The second restriction might seem a bit odd. It stems from the fact that the Minkowski sum on convex polyhedra can only handle polyhedra, whose sides consist of a single facet. The decomposition process usually yields complex adjacency relations between a convex part, its adjacent convex parts, and the outer volume. The side of a convex piece is then decomposed into several facets, each of which represents one of these adjacency relations. For the convex Minkowski sum, we ignore the decompositions of the sides, but need to find a common selection mark. If there are two facets that are adjacent to the outer volume, but have different selections marks, we cannot set a common selection mark without spoiling the correctness of the Minkowski sum.
The function minkowski_sum_3()
should be used with the Exact_predicates_exact_constructions_kernel
, which often is the most efficient choice and allows floatingpoint input. Consult Section File I/O for Nef Polyhedra for more details.
The following example code illustrates the usage of the function minkowski_sum_3()
. Note that either input polyhedra will be modified by the function if it is nonconvex. So, if they are needed further on, they need to be copied, first. The copying is not done by the function itself to keep the memory usage as small as possible.
File Minkowski_sum_3/cube_offset.cpp
With the function minkowski_sum_3()
it is also possible to realize other interesting geometric operations like the glide operation, which computes the point set swept by a polyhedron that moves along a polygonal path.

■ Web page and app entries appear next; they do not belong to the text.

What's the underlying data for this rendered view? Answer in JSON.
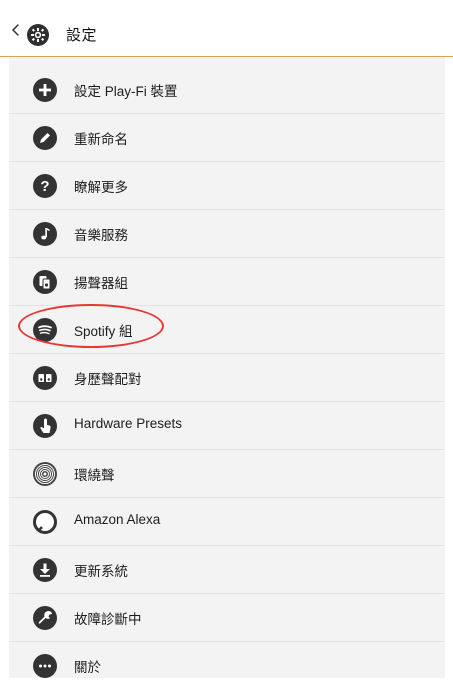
{
  "header": {
    "title": "設定"
  },
  "menu": {
    "items": [
      {
        "label": "設定 Play-Fi 裝置"
      },
      {
        "label": "重新命名"
      },
      {
        "label": "瞭解更多"
      },
      {
        "label": "音樂服務"
      },
      {
        "label": "揚聲器組"
      },
      {
        "label": "Spotify 組"
      },
      {
        "label": "身歷聲配對"
      },
      {
        "label": "Hardware Presets"
      },
      {
        "label": "環繞聲"
      },
      {
        "label": "Amazon Alexa"
      },
      {
        "label": "更新系統"
      },
      {
        "label": "故障診斷中"
      },
      {
        "label": "關於"
      }
    ]
  },
  "colors": {
    "accent_line": "#d9a45a",
    "highlight": "#e53935",
    "icon_dark": "#3b3b3b"
  }
}
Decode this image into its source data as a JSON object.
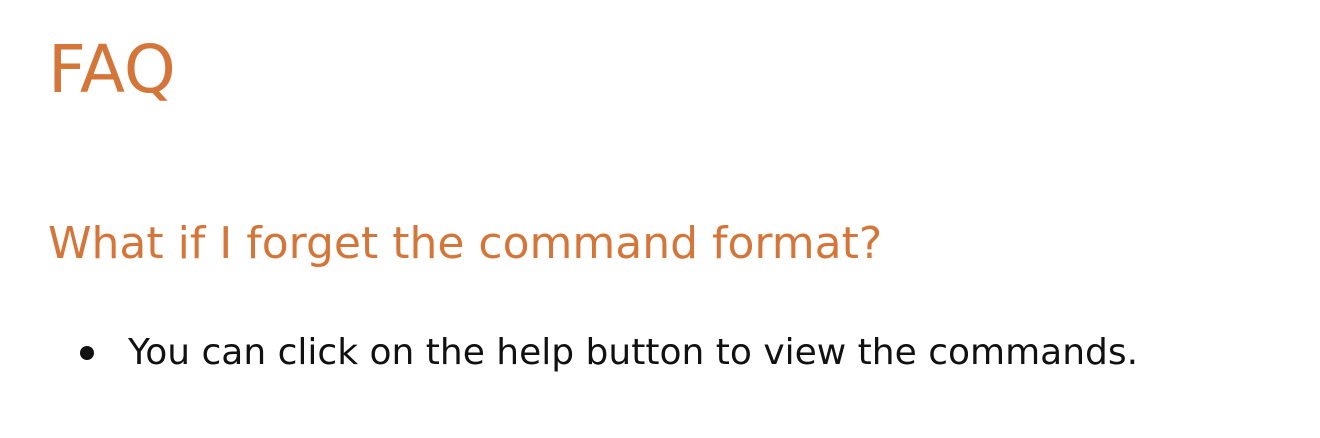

The following example shows how to construct a polygonal path and then compute the glide operation by calling the function minkowski_sum_3()
.
File Minkowski_sum_3/glide.cpp